Segment Start: Material shown

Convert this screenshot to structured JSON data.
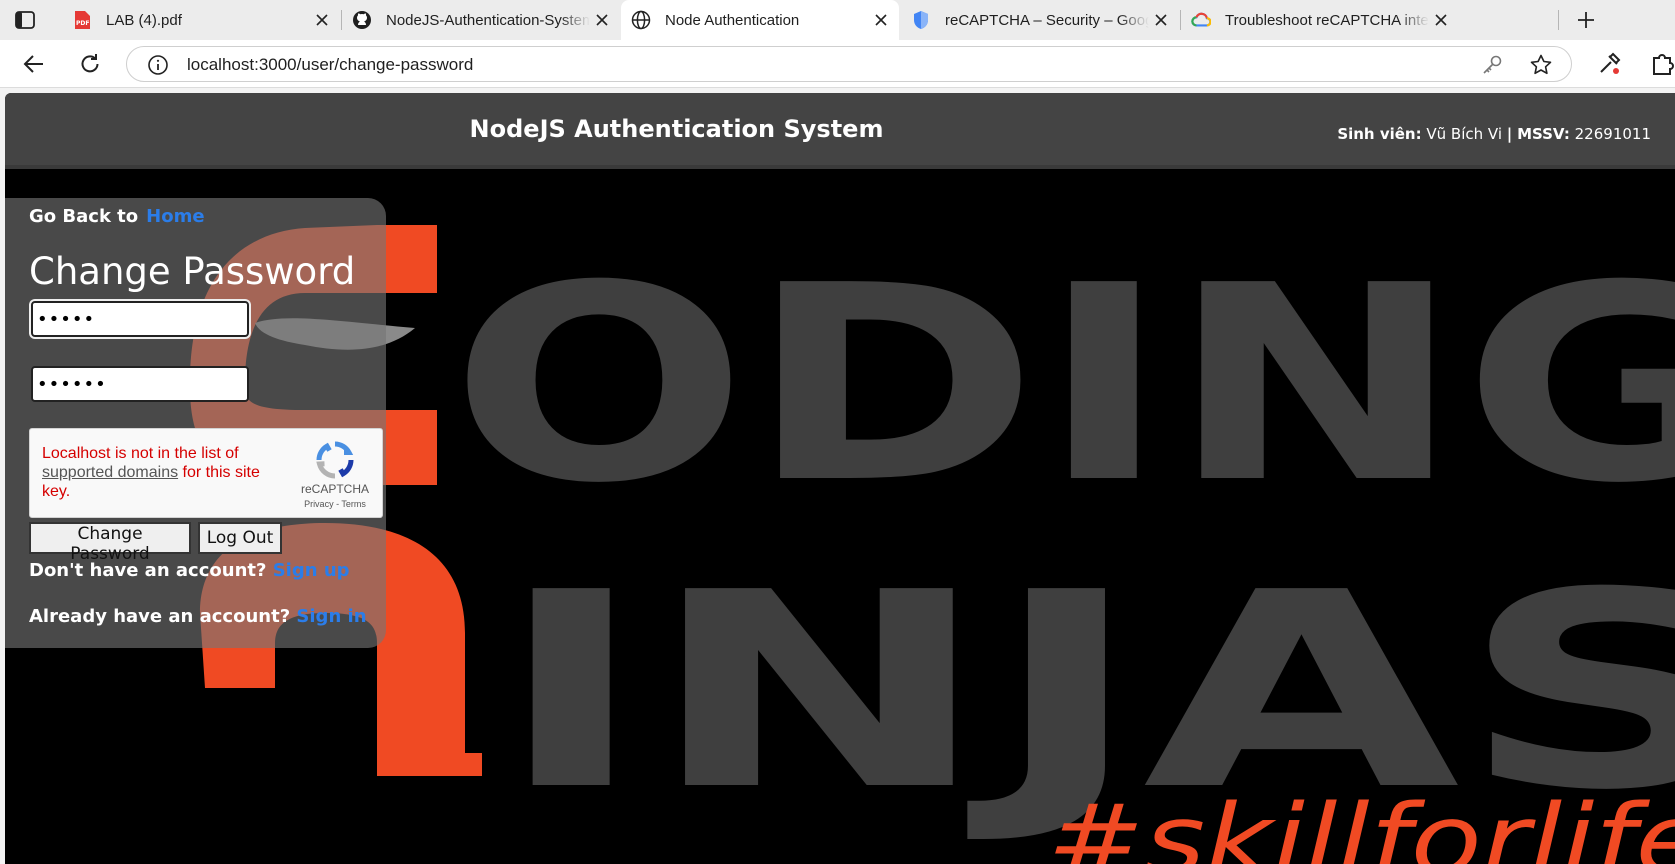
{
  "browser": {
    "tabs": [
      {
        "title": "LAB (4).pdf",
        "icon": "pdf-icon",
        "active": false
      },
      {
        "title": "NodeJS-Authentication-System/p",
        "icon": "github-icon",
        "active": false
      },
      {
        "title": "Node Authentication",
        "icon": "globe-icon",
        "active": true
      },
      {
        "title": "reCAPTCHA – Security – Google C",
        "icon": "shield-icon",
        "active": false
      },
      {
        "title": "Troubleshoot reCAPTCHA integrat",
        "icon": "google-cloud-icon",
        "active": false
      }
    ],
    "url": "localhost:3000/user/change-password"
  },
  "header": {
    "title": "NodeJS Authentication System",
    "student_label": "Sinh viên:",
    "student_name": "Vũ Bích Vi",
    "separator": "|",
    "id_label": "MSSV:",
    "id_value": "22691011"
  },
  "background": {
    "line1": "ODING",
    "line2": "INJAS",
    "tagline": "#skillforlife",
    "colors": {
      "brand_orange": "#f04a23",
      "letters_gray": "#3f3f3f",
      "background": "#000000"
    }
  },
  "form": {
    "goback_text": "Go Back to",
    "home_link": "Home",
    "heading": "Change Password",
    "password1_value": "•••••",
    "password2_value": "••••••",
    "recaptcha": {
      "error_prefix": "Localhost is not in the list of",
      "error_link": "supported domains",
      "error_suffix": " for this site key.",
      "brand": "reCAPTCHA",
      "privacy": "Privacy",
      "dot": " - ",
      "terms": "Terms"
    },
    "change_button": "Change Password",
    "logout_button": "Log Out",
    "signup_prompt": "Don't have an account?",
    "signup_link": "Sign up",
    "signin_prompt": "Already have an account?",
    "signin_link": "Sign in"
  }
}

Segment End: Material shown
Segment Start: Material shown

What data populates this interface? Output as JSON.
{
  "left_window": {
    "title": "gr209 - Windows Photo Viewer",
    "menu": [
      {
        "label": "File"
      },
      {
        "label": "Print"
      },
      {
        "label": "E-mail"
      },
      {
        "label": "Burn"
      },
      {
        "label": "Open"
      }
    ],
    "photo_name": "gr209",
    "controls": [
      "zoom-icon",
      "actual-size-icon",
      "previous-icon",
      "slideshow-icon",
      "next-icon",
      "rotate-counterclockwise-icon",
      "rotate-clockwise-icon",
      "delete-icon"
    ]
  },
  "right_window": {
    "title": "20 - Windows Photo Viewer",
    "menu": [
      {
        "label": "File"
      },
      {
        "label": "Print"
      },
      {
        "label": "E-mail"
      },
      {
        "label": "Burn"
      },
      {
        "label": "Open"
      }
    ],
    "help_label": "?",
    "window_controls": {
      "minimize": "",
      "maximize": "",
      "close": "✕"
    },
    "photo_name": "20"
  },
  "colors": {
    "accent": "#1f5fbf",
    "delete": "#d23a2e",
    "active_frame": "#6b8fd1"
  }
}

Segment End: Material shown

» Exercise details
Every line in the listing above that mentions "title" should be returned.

» Written solution
        "title": "LAB (4).pdf",
        "title": "NodeJS-Authentication-System/p",
        "title": "Node Authentication",
        "title": "reCAPTCHA – Security – Google C",
        "title": "Troubleshoot reCAPTCHA integrat",
    "title": "NodeJS Authentication System",
    "title": "gr209 - Windows Photo Viewer",
    "title": "20 - Windows Photo Viewer",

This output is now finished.